* About this exercise: Only the text of the entries below should be returned, exactly as given, without pictures.
━━━ Dataset extract ━━━
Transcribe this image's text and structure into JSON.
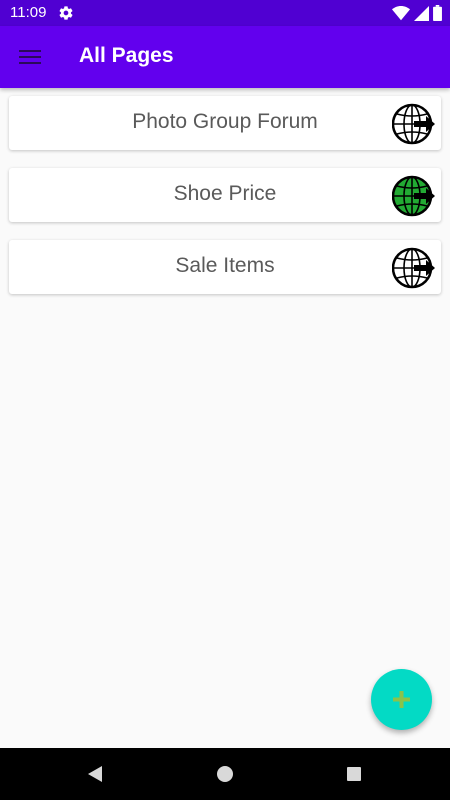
{
  "status_bar": {
    "time": "11:09",
    "icons": [
      "gear-icon",
      "wifi-icon",
      "cellular-signal-icon",
      "battery-icon"
    ]
  },
  "app_bar": {
    "title": "All Pages",
    "menu_icon": "hamburger-menu-icon",
    "color": "#6200ee"
  },
  "pages": [
    {
      "label": "Photo Group Forum",
      "icon": "globe-arrow-icon",
      "icon_fill": "#ffffff"
    },
    {
      "label": "Shoe Price",
      "icon": "globe-arrow-icon",
      "icon_fill": "#22aa33"
    },
    {
      "label": "Sale Items",
      "icon": "globe-arrow-icon",
      "icon_fill": "#ffffff"
    }
  ],
  "fab": {
    "icon": "plus-icon",
    "color": "#03dac5",
    "icon_color": "#8bc34a"
  },
  "nav_bar": {
    "icons": [
      "back-icon",
      "home-icon",
      "recent-apps-icon"
    ]
  }
}
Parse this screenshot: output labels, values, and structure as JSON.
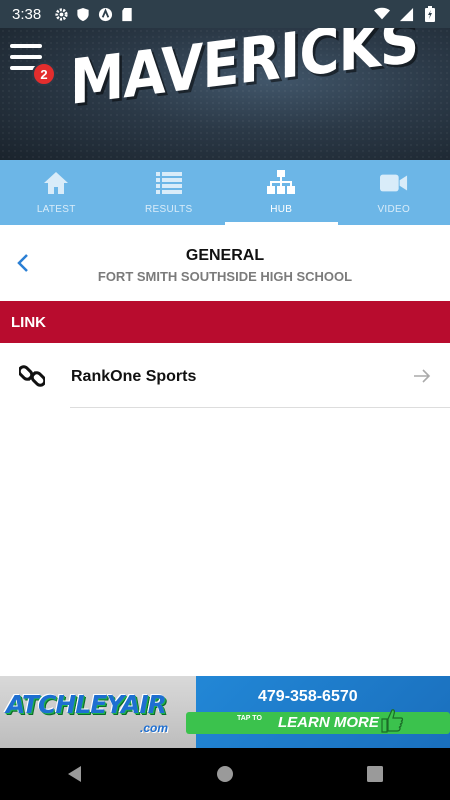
{
  "status_bar": {
    "time": "3:38",
    "left_icons": [
      "settings-icon",
      "shield-icon",
      "vpn-icon",
      "sd-card-icon"
    ],
    "right_icons": [
      "wifi-icon",
      "cell-signal-icon",
      "battery-icon"
    ]
  },
  "header": {
    "brand": "MAVERICKS",
    "menu_badge_count": "2"
  },
  "tabs": [
    {
      "label": "LATEST",
      "icon": "home-icon",
      "active": false
    },
    {
      "label": "RESULTS",
      "icon": "list-icon",
      "active": false
    },
    {
      "label": "HUB",
      "icon": "hierarchy-icon",
      "active": true
    },
    {
      "label": "VIDEO",
      "icon": "video-camera-icon",
      "active": false
    }
  ],
  "sub_header": {
    "title": "GENERAL",
    "subtitle": "FORT SMITH SOUTHSIDE HIGH SCHOOL"
  },
  "section": {
    "title": "LINK"
  },
  "links": [
    {
      "label": "RankOne Sports",
      "icon": "chain-link-icon"
    }
  ],
  "ad": {
    "brand": "ATCHLEYAIR",
    "brand_suffix": ".com",
    "phone": "479-358-6570",
    "tap_to": "TAP TO",
    "cta": "LEARN MORE"
  },
  "nav_bar": {
    "buttons": [
      "back-icon",
      "home-icon",
      "recents-icon"
    ]
  },
  "colors": {
    "tab_bar": "#6cb6e7",
    "section_header": "#b80c2e",
    "back_chevron": "#2a7fd4",
    "badge": "#e32d2d"
  }
}
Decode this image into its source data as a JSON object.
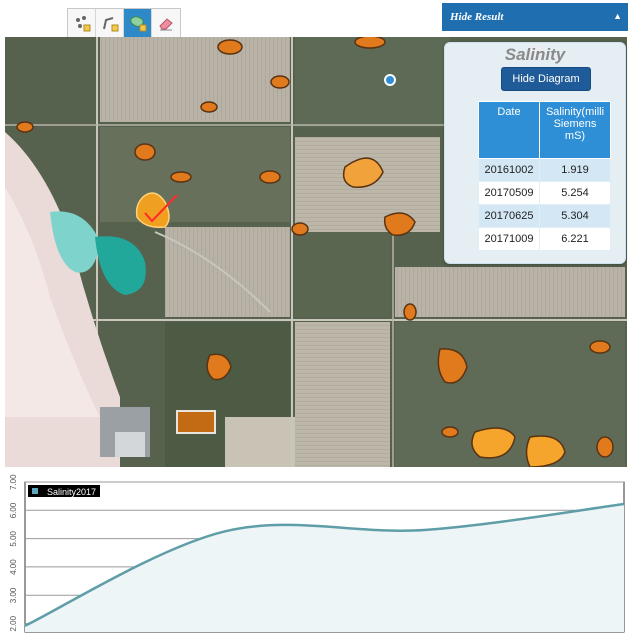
{
  "toolbar": {
    "tools": [
      {
        "name": "point-tool",
        "icon": "point-marker-icon"
      },
      {
        "name": "draw-line-tool",
        "icon": "polyline-icon"
      },
      {
        "name": "draw-polygon-tool",
        "icon": "polygon-icon",
        "active": true
      },
      {
        "name": "erase-tool",
        "icon": "eraser-icon"
      }
    ]
  },
  "result_bar": {
    "label": "Hide Result"
  },
  "panel": {
    "title": "Salinity",
    "hide_diagram_label": "Hide Diagram",
    "table": {
      "headers": [
        "Date",
        "Salinity(milli Siemens mS)"
      ],
      "rows": [
        {
          "date": "20161002",
          "value": "1.919"
        },
        {
          "date": "20170509",
          "value": "5.254"
        },
        {
          "date": "20170625",
          "value": "5.304"
        },
        {
          "date": "20171009",
          "value": "6.221"
        }
      ]
    }
  },
  "colors": {
    "accent": "#2f8fd6",
    "toolbar_active": "#2d89c8",
    "result_bar": "#1f6fb0",
    "line": "#5f9ea8",
    "polygon": "#f0a020",
    "marker": "#ff2a2a"
  },
  "chart_data": {
    "type": "line",
    "series": [
      {
        "name": "Salinity2017",
        "x": [
          "20161002",
          "20170509",
          "20170625",
          "20171009"
        ],
        "values": [
          1.919,
          5.254,
          5.304,
          6.221
        ]
      }
    ],
    "y_ticks": [
      "2.00",
      "3.00",
      "4.00",
      "5.00",
      "6.00",
      "7.00"
    ],
    "ylim": [
      1.7,
      7.0
    ],
    "grid": true,
    "legend_position": "top-left"
  }
}
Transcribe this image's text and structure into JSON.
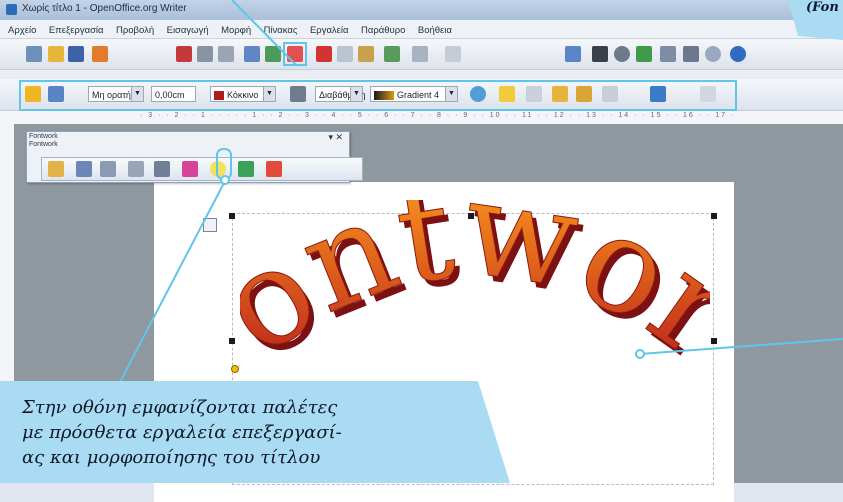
{
  "window": {
    "title": "Χωρίς τίτλο 1 - OpenOffice.org Writer"
  },
  "menu": {
    "items": [
      "Αρχείο",
      "Επεξεργασία",
      "Προβολή",
      "Εισαγωγή",
      "Μορφή",
      "Πίνακας",
      "Εργαλεία",
      "Παράθυρο",
      "Βοήθεια"
    ]
  },
  "drawing_toolbar": {
    "line_style": "Μη ορατή",
    "line_width": "0,00cm",
    "line_color": "Κόκκινο",
    "area_style": "Διαβάθμιση",
    "area_fill": "Gradient 4"
  },
  "ruler": {
    "marks": "· 3 · · 2 · · 1 · · · · · 1 · · 2 · · 3 · · 4 · · 5 · · 6 · · 7 · · 8 · · 9 · · 10 · · 11 · · 12 · · 13 · · 14 · · 15 · · 16 · · 17 ·"
  },
  "palette": {
    "title_outer": "Fontwork ",
    "title_inner": "Fontwork"
  },
  "fontwork_text": "Fontwork",
  "callout_bottom": {
    "line1": "Στην οθόνη εμφανίζονται παλέτες",
    "line2": "με πρόσθετα εργαλεία επεξεργασί-",
    "line3": "ας και μορφοποίησης του τίτλου"
  },
  "callout_top": {
    "text": "(Fon"
  },
  "colors": {
    "callout_fill": "#a9dcf3",
    "highlight": "#5fc6ea",
    "fontwork_red": "#b5161b",
    "fontwork_orange": "#ee7f1c",
    "fontwork_yellow": "#f7e23c"
  }
}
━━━
* Solved problem:
Transcribe this image's text and structure into JSON.
{
  "status_bar": {
    "time": "11:09",
    "icons": [
      "gear-icon",
      "wifi-icon",
      "cellular-signal-icon",
      "battery-icon"
    ]
  },
  "app_bar": {
    "title": "All Pages",
    "menu_icon": "hamburger-menu-icon",
    "color": "#6200ee"
  },
  "pages": [
    {
      "label": "Photo Group Forum",
      "icon": "globe-arrow-icon",
      "icon_fill": "#ffffff"
    },
    {
      "label": "Shoe Price",
      "icon": "globe-arrow-icon",
      "icon_fill": "#22aa33"
    },
    {
      "label": "Sale Items",
      "icon": "globe-arrow-icon",
      "icon_fill": "#ffffff"
    }
  ],
  "fab": {
    "icon": "plus-icon",
    "color": "#03dac5",
    "icon_color": "#8bc34a"
  },
  "nav_bar": {
    "icons": [
      "back-icon",
      "home-icon",
      "recent-apps-icon"
    ]
  }
}
Parse this screenshot: output labels, values, and structure as JSON.
{
  "status_bar": {
    "time": "3:38",
    "left_icons": [
      "settings-icon",
      "shield-icon",
      "vpn-icon",
      "sd-card-icon"
    ],
    "right_icons": [
      "wifi-icon",
      "cell-signal-icon",
      "battery-icon"
    ]
  },
  "header": {
    "brand": "MAVERICKS",
    "menu_badge_count": "2"
  },
  "tabs": [
    {
      "label": "LATEST",
      "icon": "home-icon",
      "active": false
    },
    {
      "label": "RESULTS",
      "icon": "list-icon",
      "active": false
    },
    {
      "label": "HUB",
      "icon": "hierarchy-icon",
      "active": true
    },
    {
      "label": "VIDEO",
      "icon": "video-camera-icon",
      "active": false
    }
  ],
  "sub_header": {
    "title": "GENERAL",
    "subtitle": "FORT SMITH SOUTHSIDE HIGH SCHOOL"
  },
  "section": {
    "title": "LINK"
  },
  "links": [
    {
      "label": "RankOne Sports",
      "icon": "chain-link-icon"
    }
  ],
  "ad": {
    "brand": "ATCHLEYAIR",
    "brand_suffix": ".com",
    "phone": "479-358-6570",
    "tap_to": "TAP TO",
    "cta": "LEARN MORE"
  },
  "nav_bar": {
    "buttons": [
      "back-icon",
      "home-icon",
      "recents-icon"
    ]
  },
  "colors": {
    "tab_bar": "#6cb6e7",
    "section_header": "#b80c2e",
    "back_chevron": "#2a7fd4",
    "badge": "#e32d2d"
  }
}
Decode this image into its source data as a JSON object.
{
  "toolbar": {
    "tools": [
      {
        "name": "point-tool",
        "icon": "point-marker-icon"
      },
      {
        "name": "draw-line-tool",
        "icon": "polyline-icon"
      },
      {
        "name": "draw-polygon-tool",
        "icon": "polygon-icon",
        "active": true
      },
      {
        "name": "erase-tool",
        "icon": "eraser-icon"
      }
    ]
  },
  "result_bar": {
    "label": "Hide Result"
  },
  "panel": {
    "title": "Salinity",
    "hide_diagram_label": "Hide Diagram",
    "table": {
      "headers": [
        "Date",
        "Salinity(milli Siemens mS)"
      ],
      "rows": [
        {
          "date": "20161002",
          "value": "1.919"
        },
        {
          "date": "20170509",
          "value": "5.254"
        },
        {
          "date": "20170625",
          "value": "5.304"
        },
        {
          "date": "20171009",
          "value": "6.221"
        }
      ]
    }
  },
  "colors": {
    "accent": "#2f8fd6",
    "toolbar_active": "#2d89c8",
    "result_bar": "#1f6fb0",
    "line": "#5f9ea8",
    "polygon": "#f0a020",
    "marker": "#ff2a2a"
  },
  "chart_data": {
    "type": "line",
    "series": [
      {
        "name": "Salinity2017",
        "x": [
          "20161002",
          "20170509",
          "20170625",
          "20171009"
        ],
        "values": [
          1.919,
          5.254,
          5.304,
          6.221
        ]
      }
    ],
    "y_ticks": [
      "2.00",
      "3.00",
      "4.00",
      "5.00",
      "6.00",
      "7.00"
    ],
    "ylim": [
      1.7,
      7.0
    ],
    "grid": true,
    "legend_position": "top-left"
  }
}
Transcribe this image's text and structure into JSON.
{
  "window": {
    "title": "Χωρίς τίτλο 1 - OpenOffice.org Writer"
  },
  "menu": {
    "items": [
      "Αρχείο",
      "Επεξεργασία",
      "Προβολή",
      "Εισαγωγή",
      "Μορφή",
      "Πίνακας",
      "Εργαλεία",
      "Παράθυρο",
      "Βοήθεια"
    ]
  },
  "drawing_toolbar": {
    "line_style": "Μη ορατή",
    "line_width": "0,00cm",
    "line_color": "Κόκκινο",
    "area_style": "Διαβάθμιση",
    "area_fill": "Gradient 4"
  },
  "ruler": {
    "marks": "· 3 · · 2 · · 1 · · · · · 1 · · 2 · · 3 · · 4 · · 5 · · 6 · · 7 · · 8 · · 9 · · 10 · · 11 · · 12 · · 13 · · 14 · · 15 · · 16 · · 17 ·"
  },
  "palette": {
    "title_outer": "Fontwork ",
    "title_inner": "Fontwork"
  },
  "fontwork_text": "Fontwork",
  "callout_bottom": {
    "line1": "Στην οθόνη εμφανίζονται παλέτες",
    "line2": "με πρόσθετα εργαλεία επεξεργασί-",
    "line3": "ας και μορφοποίησης του τίτλου"
  },
  "callout_top": {
    "text": "(Fon"
  },
  "colors": {
    "callout_fill": "#a9dcf3",
    "highlight": "#5fc6ea",
    "fontwork_red": "#b5161b",
    "fontwork_orange": "#ee7f1c",
    "fontwork_yellow": "#f7e23c"
  }
}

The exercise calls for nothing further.